Bottom Line: We found that the parameters of neurotransmitter secretion at the nerve terminal and at the middle axon were strikingly similar.These results lead us to conclude that, as in the case of the presynaptic nerve terminal, synaptic vesicles involved in neurotransmitter release along the axon contain a complement of proteins for vesicle docking and Ca2+-dependent fusion.Taken together, our results support the idea that, in developing axons, the rudimentary machinery for quantal neurotransmitter secretion is distributed throughout the whole axonal surface.

View Article: PubMed Central - PubMed

Affiliation: Department of Physiology and Biophysics M/C 901, University of Illinois, Chicago, Illinois 60612, USA.

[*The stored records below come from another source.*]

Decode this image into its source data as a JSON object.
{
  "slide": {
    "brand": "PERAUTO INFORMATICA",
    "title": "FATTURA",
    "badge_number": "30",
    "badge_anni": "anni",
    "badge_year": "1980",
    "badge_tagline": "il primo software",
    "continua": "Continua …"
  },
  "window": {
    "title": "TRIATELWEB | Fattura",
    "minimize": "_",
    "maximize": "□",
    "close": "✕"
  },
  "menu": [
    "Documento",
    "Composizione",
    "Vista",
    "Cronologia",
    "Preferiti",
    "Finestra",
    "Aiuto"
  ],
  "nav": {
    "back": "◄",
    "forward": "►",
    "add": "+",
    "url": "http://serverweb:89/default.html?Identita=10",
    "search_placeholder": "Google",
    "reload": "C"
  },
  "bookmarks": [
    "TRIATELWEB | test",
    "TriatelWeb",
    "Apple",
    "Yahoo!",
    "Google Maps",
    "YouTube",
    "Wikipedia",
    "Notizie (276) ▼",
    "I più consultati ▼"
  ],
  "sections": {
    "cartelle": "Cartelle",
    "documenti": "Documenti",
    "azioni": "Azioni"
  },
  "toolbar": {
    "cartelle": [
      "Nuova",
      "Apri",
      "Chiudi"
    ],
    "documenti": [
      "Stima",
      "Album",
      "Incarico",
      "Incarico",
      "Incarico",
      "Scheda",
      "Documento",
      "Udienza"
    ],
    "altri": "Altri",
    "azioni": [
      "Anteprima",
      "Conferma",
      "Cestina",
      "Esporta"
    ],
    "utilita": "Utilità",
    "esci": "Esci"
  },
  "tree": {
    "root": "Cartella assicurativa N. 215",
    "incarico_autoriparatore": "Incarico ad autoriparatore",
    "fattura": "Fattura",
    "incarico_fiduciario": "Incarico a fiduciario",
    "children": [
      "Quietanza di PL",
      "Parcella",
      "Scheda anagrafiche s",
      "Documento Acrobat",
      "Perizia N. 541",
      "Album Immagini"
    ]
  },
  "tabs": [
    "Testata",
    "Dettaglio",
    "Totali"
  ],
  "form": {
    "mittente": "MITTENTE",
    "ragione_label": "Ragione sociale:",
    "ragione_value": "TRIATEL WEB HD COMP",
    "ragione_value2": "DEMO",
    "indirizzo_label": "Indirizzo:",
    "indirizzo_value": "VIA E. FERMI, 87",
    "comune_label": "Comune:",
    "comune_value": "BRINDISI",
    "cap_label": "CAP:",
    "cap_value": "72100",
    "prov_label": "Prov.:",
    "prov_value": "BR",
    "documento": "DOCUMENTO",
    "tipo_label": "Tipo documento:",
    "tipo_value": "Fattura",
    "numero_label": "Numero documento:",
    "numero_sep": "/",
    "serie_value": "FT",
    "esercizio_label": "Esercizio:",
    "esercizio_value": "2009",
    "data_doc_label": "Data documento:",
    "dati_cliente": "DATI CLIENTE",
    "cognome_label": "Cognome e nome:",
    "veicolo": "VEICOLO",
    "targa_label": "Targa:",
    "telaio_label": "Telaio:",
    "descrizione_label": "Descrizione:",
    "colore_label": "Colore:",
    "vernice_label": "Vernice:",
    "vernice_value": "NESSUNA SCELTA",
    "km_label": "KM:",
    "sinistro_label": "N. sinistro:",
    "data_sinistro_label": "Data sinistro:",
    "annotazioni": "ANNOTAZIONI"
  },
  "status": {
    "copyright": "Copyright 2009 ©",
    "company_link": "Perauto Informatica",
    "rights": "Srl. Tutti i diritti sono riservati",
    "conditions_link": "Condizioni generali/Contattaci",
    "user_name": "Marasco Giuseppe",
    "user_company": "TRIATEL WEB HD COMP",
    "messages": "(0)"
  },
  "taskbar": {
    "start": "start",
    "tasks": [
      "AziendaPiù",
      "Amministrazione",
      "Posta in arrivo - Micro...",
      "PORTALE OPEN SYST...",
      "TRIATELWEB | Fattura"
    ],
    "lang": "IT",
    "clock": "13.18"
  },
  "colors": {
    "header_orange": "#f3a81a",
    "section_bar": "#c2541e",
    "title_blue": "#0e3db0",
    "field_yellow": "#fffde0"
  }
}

ABSTRACT
In mature neurons, synaptic vesicles continuously recycle within the presynaptic nerve terminal. In developing axons which are free of contact with a postsynaptic target, constitutive membrane recycling is not localized to the nerve terminal; instead, plasma membrane components undergo cycles of exoendocytosis throughout the whole axonal surface (Matteoli et al., 1992; Kraszewski et al., 1995). Moreover, in growing Xenopus spinal cord neurons in culture, acetylcholine (ACh) is spontaneously secreted in the quantal fashion along the axonal shaft (Evers et al., 1989; Antonov et al., 1998). Here we demonstrate that in Xenopus neurons ACh secretion is mediated by vesicles which recycle locally within the axon. Similar to neurotransmitter release at the presynaptic nerve terminal, ACh secretion along the axon could be elicited by the action potential or by hypertonic solutions. We found that the parameters of neurotransmitter secretion at the nerve terminal and at the middle axon were strikingly similar. These results lead us to conclude that, as in the case of the presynaptic nerve terminal, synaptic vesicles involved in neurotransmitter release along the axon contain a complement of proteins for vesicle docking and Ca2+-dependent fusion. Taken together, our results support the idea that, in developing axons, the rudimentary machinery for quantal neurotransmitter secretion is distributed throughout the whole axonal surface. Maturation of this machinery in the process of synaptic development would improve the fidelity of synaptic transmission during high-frequency stimulation of the presynaptic cell.

Show MeSH
Related in: MedlinePlus